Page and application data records
···

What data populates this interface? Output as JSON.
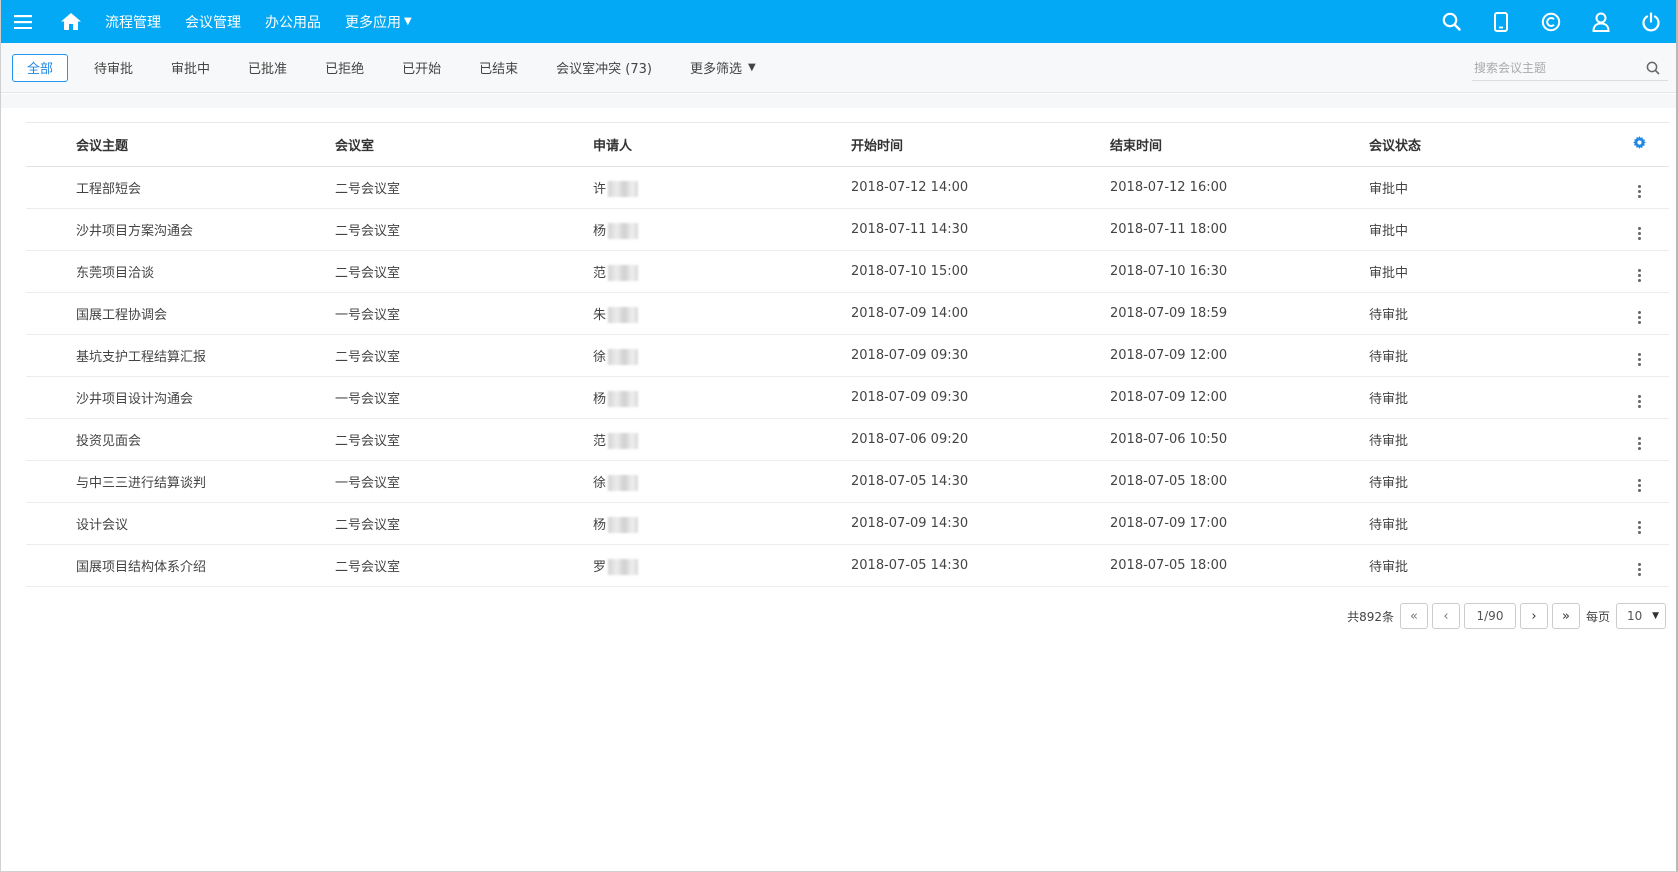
{
  "topbar": {
    "nav": [
      {
        "label": "流程管理"
      },
      {
        "label": "会议管理"
      },
      {
        "label": "办公用品"
      },
      {
        "label": "更多应用"
      }
    ],
    "icons": [
      "search-icon",
      "mobile-icon",
      "copyright-icon",
      "user-icon",
      "power-icon"
    ],
    "bg_color": "#03a9f4"
  },
  "filters": {
    "tabs": [
      {
        "label": "全部",
        "active": true
      },
      {
        "label": "待审批"
      },
      {
        "label": "审批中"
      },
      {
        "label": "已批准"
      },
      {
        "label": "已拒绝"
      },
      {
        "label": "已开始"
      },
      {
        "label": "已结束"
      },
      {
        "label": "会议室冲突 (73)"
      },
      {
        "label": "更多筛选"
      }
    ],
    "search_placeholder": "搜索会议主题"
  },
  "table": {
    "headers": [
      "会议主题",
      "会议室",
      "申请人",
      "开始时间",
      "结束时间",
      "会议状态"
    ],
    "rows": [
      {
        "topic": "工程部短会",
        "room": "二号会议室",
        "applicant": "许",
        "start": "2018-07-12 14:00",
        "end": "2018-07-12 16:00",
        "status": "审批中"
      },
      {
        "topic": "沙井项目方案沟通会",
        "room": "二号会议室",
        "applicant": "杨",
        "start": "2018-07-11 14:30",
        "end": "2018-07-11 18:00",
        "status": "审批中"
      },
      {
        "topic": "东莞项目洽谈",
        "room": "二号会议室",
        "applicant": "范",
        "start": "2018-07-10 15:00",
        "end": "2018-07-10 16:30",
        "status": "审批中"
      },
      {
        "topic": "国展工程协调会",
        "room": "一号会议室",
        "applicant": "朱",
        "start": "2018-07-09 14:00",
        "end": "2018-07-09 18:59",
        "status": "待审批"
      },
      {
        "topic": "基坑支护工程结算汇报",
        "room": "二号会议室",
        "applicant": "徐",
        "start": "2018-07-09 09:30",
        "end": "2018-07-09 12:00",
        "status": "待审批"
      },
      {
        "topic": "沙井项目设计沟通会",
        "room": "一号会议室",
        "applicant": "杨",
        "start": "2018-07-09 09:30",
        "end": "2018-07-09 12:00",
        "status": "待审批"
      },
      {
        "topic": "投资见面会",
        "room": "二号会议室",
        "applicant": "范",
        "start": "2018-07-06 09:20",
        "end": "2018-07-06 10:50",
        "status": "待审批"
      },
      {
        "topic": "与中三三进行结算谈判",
        "room": "一号会议室",
        "applicant": "徐",
        "start": "2018-07-05 14:30",
        "end": "2018-07-05 18:00",
        "status": "待审批"
      },
      {
        "topic": "设计会议",
        "room": "二号会议室",
        "applicant": "杨",
        "start": "2018-07-09 14:30",
        "end": "2018-07-09 17:00",
        "status": "待审批"
      },
      {
        "topic": "国展项目结构体系介绍",
        "room": "二号会议室",
        "applicant": "罗",
        "start": "2018-07-05 14:30",
        "end": "2018-07-05 18:00",
        "status": "待审批"
      }
    ]
  },
  "pagination": {
    "total": "共892条",
    "page": "1/90",
    "per_page_label": "每页",
    "page_size": "10"
  }
}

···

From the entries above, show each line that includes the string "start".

TASK OUTPUT:
        "start": "2018-07-12 14:00",
        "start": "2018-07-11 14:30",
        "start": "2018-07-10 15:00",
        "start": "2018-07-09 14:00",
        "start": "2018-07-09 09:30",
        "start": "2018-07-09 09:30",
        "start": "2018-07-06 09:20",
        "start": "2018-07-05 14:30",
        "start": "2018-07-09 14:30",
        "start": "2018-07-05 14:30",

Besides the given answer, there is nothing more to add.